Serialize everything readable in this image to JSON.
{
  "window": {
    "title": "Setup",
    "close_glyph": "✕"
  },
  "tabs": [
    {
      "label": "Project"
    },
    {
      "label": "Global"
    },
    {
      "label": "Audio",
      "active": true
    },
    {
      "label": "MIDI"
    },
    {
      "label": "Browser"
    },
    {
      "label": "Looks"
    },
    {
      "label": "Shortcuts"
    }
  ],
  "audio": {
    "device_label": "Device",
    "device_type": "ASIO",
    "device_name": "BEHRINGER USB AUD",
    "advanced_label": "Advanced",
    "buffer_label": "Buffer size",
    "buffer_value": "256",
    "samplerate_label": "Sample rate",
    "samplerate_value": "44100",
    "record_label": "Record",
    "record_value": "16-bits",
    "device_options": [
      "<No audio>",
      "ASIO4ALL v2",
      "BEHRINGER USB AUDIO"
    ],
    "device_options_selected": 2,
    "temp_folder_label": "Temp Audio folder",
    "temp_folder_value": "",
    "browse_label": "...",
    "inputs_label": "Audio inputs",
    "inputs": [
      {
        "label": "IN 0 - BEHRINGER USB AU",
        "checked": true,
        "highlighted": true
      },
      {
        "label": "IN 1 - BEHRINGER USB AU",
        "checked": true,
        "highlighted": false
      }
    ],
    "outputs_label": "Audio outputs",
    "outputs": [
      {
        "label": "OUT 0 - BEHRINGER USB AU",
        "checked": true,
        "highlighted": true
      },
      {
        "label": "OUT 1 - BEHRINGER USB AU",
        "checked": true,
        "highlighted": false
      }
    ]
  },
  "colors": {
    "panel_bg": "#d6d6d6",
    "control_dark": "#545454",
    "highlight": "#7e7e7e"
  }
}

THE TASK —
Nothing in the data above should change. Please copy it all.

RESULT —
Serialize everything readable in this image to JSON.
{
  "window": {
    "title": "Setup",
    "close_glyph": "✕"
  },
  "tabs": [
    {
      "label": "Project"
    },
    {
      "label": "Global"
    },
    {
      "label": "Audio",
      "active": true
    },
    {
      "label": "MIDI"
    },
    {
      "label": "Browser"
    },
    {
      "label": "Looks"
    },
    {
      "label": "Shortcuts"
    }
  ],
  "audio": {
    "device_label": "Device",
    "device_type": "ASIO",
    "device_name": "BEHRINGER USB AUD",
    "advanced_label": "Advanced",
    "buffer_label": "Buffer size",
    "buffer_value": "256",
    "samplerate_label": "Sample rate",
    "samplerate_value": "44100",
    "record_label": "Record",
    "record_value": "16-bits",
    "device_options": [
      "<No audio>",
      "ASIO4ALL v2",
      "BEHRINGER USB AUDIO"
    ],
    "device_options_selected": 2,
    "temp_folder_label": "Temp Audio folder",
    "temp_folder_value": "",
    "browse_label": "...",
    "inputs_label": "Audio inputs",
    "inputs": [
      {
        "label": "IN 0 - BEHRINGER USB AU",
        "checked": true,
        "highlighted": true
      },
      {
        "label": "IN 1 - BEHRINGER USB AU",
        "checked": true,
        "highlighted": false
      }
    ],
    "outputs_label": "Audio outputs",
    "outputs": [
      {
        "label": "OUT 0 - BEHRINGER USB AU",
        "checked": true,
        "highlighted": true
      },
      {
        "label": "OUT 1 - BEHRINGER USB AU",
        "checked": true,
        "highlighted": false
      }
    ]
  },
  "colors": {
    "panel_bg": "#d6d6d6",
    "control_dark": "#545454",
    "highlight": "#7e7e7e"
  }
}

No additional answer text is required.